As the cryptocurrency market continues to expand, governments around the world are grappling with the challenge of how to regulate these digital assets. The decentralized and borderless nature of cryptocurrencies poses a unique set of challenges for policymakers, who must balance the protection of investors, prevention of illegal activities, and encouragement of technological innovation.

The Regulatory Spectrum

Countries have taken a variety of stances on cryptocurrency regulation, ranging from outright bans to fully embracing them with comprehensive legal frameworks. Some nations, like Japan and Switzerland, are creating favorable environments for crypto businesses by offering clear tax policies and creating regulatory sandboxes. Others, such as China and India, have periodically moved to restrict or ban cryptocurrency activities altogether.

Consumer Protection and Market Integrity

A primary concern for governments is protecting consumers from fraud and ensuring the integrity of markets. Regulatory bodies in the United States, such as the Securities and Exchange Commission (SEC), have been actively policing the crypto space to combat fraudulent initial coin offerings (ICOs) and to ensure that crypto assets that qualify as securities are appropriately registered.

Anti-Money Laundering and Counter-Terrorist Financing

Another major regulatory focus is the prevention of money laundering and terrorist financing. Cryptocurrencies can be used to transfer large amounts of money across borders rapidly and with relative anonymity. As a result, international bodies like the Financial Action Task Force (FATF) have issued recommendations that member countries implement stringent anti-money laundering (AML) controls on cryptocurrency exchanges and wallet providers.


Taxation is also a crucial aspect of cryptocurrency regulation. Since digital assets can be traded, spent, and invested, governments want their share of the resulting gains. In the United States, for example, the Internal Revenue Service (IRS) treats cryptocurrencies as property for tax purposes, meaning that capital gains tax applies to crypto transactions.

Balancing Innovation and Risk

While the aim of regulation is typically to reduce risk, there is a growing recognition of the importance of not stifling innovation. Blockchain technology, which underpins cryptocurrency, holds significant potential beyond financial applications, including supply chain management, healthcare, and voting systems.
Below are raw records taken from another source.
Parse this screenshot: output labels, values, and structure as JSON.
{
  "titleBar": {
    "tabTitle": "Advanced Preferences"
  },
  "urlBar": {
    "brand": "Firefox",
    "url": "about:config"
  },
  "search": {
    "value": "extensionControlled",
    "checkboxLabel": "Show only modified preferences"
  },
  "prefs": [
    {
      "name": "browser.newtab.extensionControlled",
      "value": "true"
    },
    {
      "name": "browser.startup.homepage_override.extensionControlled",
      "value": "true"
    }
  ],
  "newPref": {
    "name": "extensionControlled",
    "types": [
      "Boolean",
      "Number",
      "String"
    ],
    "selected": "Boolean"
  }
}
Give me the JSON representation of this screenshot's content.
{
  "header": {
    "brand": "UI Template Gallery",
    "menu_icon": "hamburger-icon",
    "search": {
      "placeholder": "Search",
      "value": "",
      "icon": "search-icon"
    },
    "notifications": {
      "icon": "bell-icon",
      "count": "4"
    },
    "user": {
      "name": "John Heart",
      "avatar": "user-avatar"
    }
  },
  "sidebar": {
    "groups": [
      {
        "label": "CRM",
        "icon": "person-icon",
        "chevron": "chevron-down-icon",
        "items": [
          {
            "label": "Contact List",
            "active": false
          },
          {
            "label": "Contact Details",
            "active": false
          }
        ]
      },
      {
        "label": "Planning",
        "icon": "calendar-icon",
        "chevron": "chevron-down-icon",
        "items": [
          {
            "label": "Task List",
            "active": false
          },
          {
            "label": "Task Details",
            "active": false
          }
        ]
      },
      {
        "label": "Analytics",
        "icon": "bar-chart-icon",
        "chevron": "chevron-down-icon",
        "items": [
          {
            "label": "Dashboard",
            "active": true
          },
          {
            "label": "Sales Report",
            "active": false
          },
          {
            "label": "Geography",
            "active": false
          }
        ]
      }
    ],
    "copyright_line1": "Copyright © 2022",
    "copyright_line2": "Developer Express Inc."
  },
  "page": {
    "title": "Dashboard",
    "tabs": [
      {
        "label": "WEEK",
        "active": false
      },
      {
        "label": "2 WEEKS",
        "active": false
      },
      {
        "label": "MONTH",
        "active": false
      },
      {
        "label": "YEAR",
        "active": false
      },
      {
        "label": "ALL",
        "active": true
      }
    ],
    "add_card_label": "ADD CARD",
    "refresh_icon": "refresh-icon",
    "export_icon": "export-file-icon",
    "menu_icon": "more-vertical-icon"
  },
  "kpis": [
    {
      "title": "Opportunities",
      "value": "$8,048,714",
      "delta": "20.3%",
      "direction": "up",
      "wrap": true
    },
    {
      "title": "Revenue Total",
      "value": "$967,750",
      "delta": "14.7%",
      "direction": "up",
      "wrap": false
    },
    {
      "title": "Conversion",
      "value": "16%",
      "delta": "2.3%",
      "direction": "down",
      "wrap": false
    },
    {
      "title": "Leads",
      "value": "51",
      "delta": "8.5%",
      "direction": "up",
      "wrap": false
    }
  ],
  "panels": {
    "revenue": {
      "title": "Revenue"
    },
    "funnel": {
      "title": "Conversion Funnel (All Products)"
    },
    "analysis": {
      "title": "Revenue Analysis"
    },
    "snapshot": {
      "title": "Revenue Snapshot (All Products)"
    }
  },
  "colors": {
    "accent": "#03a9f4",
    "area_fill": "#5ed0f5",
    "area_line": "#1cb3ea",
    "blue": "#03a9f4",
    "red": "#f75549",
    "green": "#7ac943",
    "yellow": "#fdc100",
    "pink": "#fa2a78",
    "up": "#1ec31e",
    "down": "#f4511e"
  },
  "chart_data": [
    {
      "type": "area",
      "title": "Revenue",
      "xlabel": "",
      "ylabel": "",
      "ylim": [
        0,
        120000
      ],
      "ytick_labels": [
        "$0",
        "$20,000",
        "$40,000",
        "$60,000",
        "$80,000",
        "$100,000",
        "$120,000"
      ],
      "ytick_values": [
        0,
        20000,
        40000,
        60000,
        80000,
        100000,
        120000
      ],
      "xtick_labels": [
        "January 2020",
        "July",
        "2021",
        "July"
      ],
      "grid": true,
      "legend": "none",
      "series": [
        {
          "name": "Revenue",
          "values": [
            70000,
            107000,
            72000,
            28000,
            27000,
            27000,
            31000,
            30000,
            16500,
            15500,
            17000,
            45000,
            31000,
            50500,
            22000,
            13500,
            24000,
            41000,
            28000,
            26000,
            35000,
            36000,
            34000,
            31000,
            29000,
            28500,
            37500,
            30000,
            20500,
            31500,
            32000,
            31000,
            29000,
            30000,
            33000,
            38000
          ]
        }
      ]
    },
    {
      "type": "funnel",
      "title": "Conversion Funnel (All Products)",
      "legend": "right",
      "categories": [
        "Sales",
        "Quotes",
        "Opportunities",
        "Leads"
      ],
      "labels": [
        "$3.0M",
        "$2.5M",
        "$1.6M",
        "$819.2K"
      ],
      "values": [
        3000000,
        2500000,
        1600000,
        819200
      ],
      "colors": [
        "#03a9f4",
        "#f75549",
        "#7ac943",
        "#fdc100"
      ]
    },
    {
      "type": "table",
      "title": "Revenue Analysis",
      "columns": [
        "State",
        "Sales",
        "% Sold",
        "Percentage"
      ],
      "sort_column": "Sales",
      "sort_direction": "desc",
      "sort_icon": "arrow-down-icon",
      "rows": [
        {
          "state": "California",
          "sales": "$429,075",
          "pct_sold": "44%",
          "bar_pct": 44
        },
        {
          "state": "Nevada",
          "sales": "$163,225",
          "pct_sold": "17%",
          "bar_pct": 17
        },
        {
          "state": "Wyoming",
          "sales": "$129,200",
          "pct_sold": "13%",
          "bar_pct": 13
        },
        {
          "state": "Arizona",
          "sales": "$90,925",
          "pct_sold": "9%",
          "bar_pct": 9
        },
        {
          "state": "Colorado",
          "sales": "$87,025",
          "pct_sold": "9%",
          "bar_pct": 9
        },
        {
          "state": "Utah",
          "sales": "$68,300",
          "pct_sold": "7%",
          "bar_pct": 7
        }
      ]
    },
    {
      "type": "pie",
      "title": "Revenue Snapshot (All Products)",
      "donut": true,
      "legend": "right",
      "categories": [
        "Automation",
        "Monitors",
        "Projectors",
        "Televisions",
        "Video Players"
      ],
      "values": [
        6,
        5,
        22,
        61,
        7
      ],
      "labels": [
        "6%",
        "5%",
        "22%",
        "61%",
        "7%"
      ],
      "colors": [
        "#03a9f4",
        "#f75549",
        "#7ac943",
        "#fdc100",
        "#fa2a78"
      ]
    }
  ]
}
Governments are therefore seeking ways to harness the benefits of blockchain while managing the risks associated with cryptocurrencies.

Global Coordination

The cross-border nature of cryptocurrencies means that effective regulation requires global coordination. This has led to discussions among international regulators at forums such as the G20, where member nations have agreed to work towards common regulatory standards. This cooperation aims to prevent regulatory arbitrage, where businesses move to jurisdictions with less stringent regulations.

The Road Ahead

With the rapidly evolving nature of the crypto space, governments will need to continue adapting their regulatory frameworks. The rise of decentralized finance (DeFi), non-fungible tokens (NFTs), and central bank digital currencies (CBDCs) are just some of the developments that regulators will have to address in the years ahead.

Ultimately, each government’s approach to cryptocurrency regulation will depend on its specific priorities and values. However, the overarching goal remains the same: to create a safe and sustainable environment for the burgeoning crypto economy while ensuring that it does not become a haven for illicit activity.